Ummm...doesn't a web service use an ".aspx" file name extension?
That means that it *IS* a web page. It just happens to send its data in SOAP format, not in HTML format. So there's no real change in how the page is invoked vs. a standard ASP.NET page.
It is true that a web service typically doesn't need to establish a session, so there's a (relatively minor) savings there.
But I think if you benchmarked 100,000 web service requests and compare them to 100,000 standard ASP.NET requests and did it so that the only real difference in the two was how the data is returned (SOAP vs. HTML), you'd see only the most minor of performance differences. The real performance hit on the server will usually be the database request time, not the actual generation of SOAP vs. HTML. And here is where you *can* improve things, both for a web service and for a typical ASP.NET page: Try very hard to make only one connection per request. Try very hard to optimize the queries used as far as possible (usually means using Stored Procedures vs. ad hoc SQL queries). And so on.
It's been 10 years since I benchmarked web services, and I'm sure things have improved in that time, but when I did it back then there was no truly measurable performance advantage or disadvantage.
An optimist sees the glass as half full.

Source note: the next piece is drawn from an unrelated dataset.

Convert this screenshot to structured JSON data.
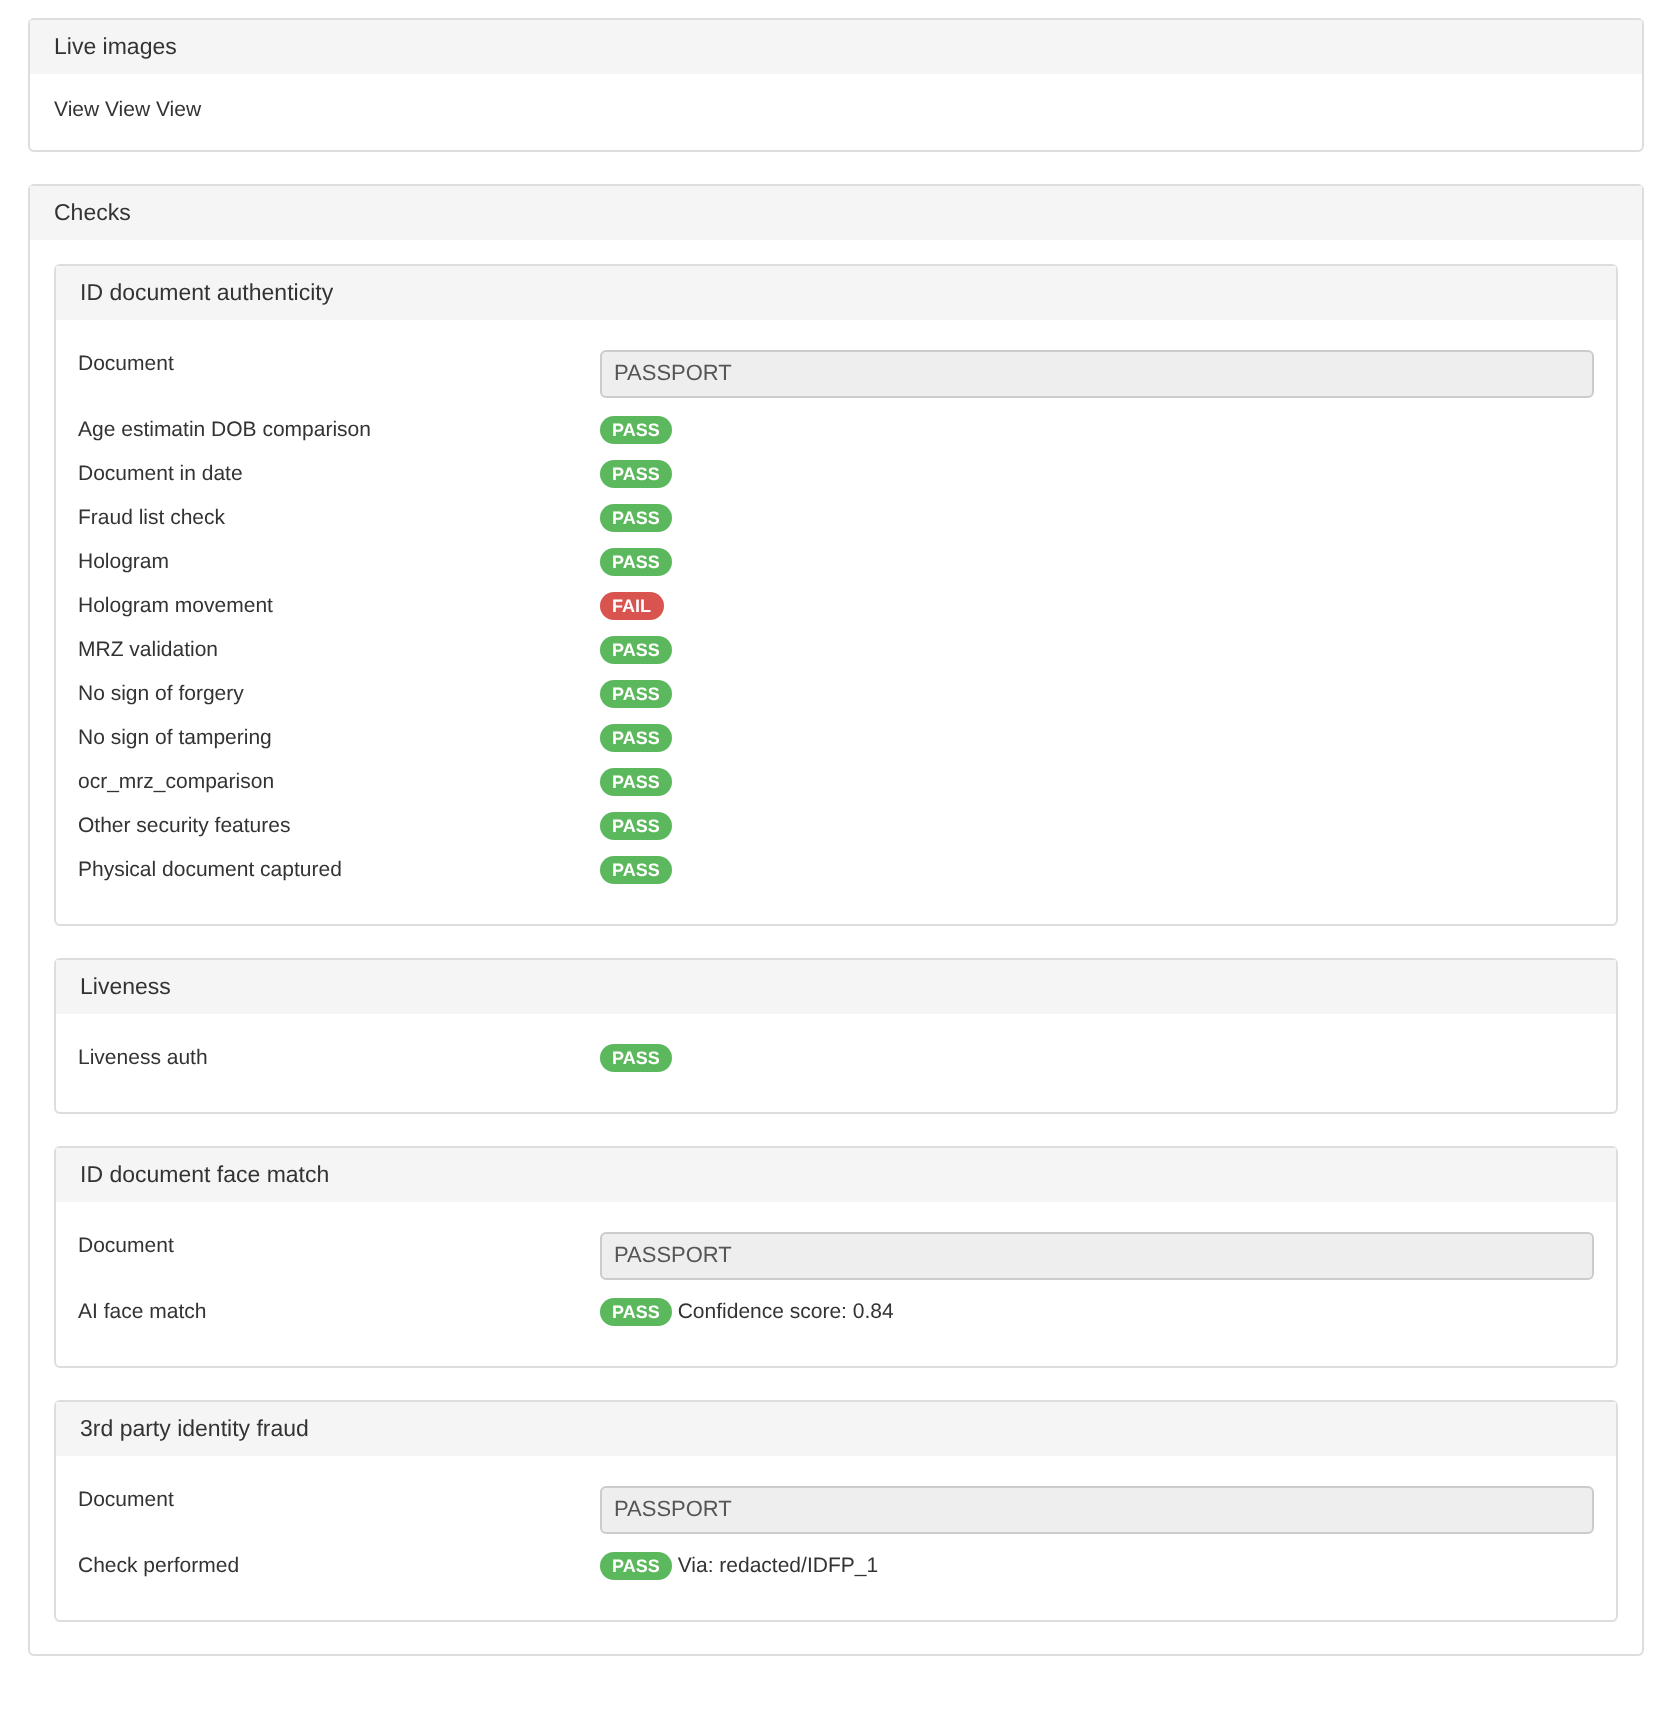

A pessimist sees the glass as half empty.
A realist drinks it no matter how much there is.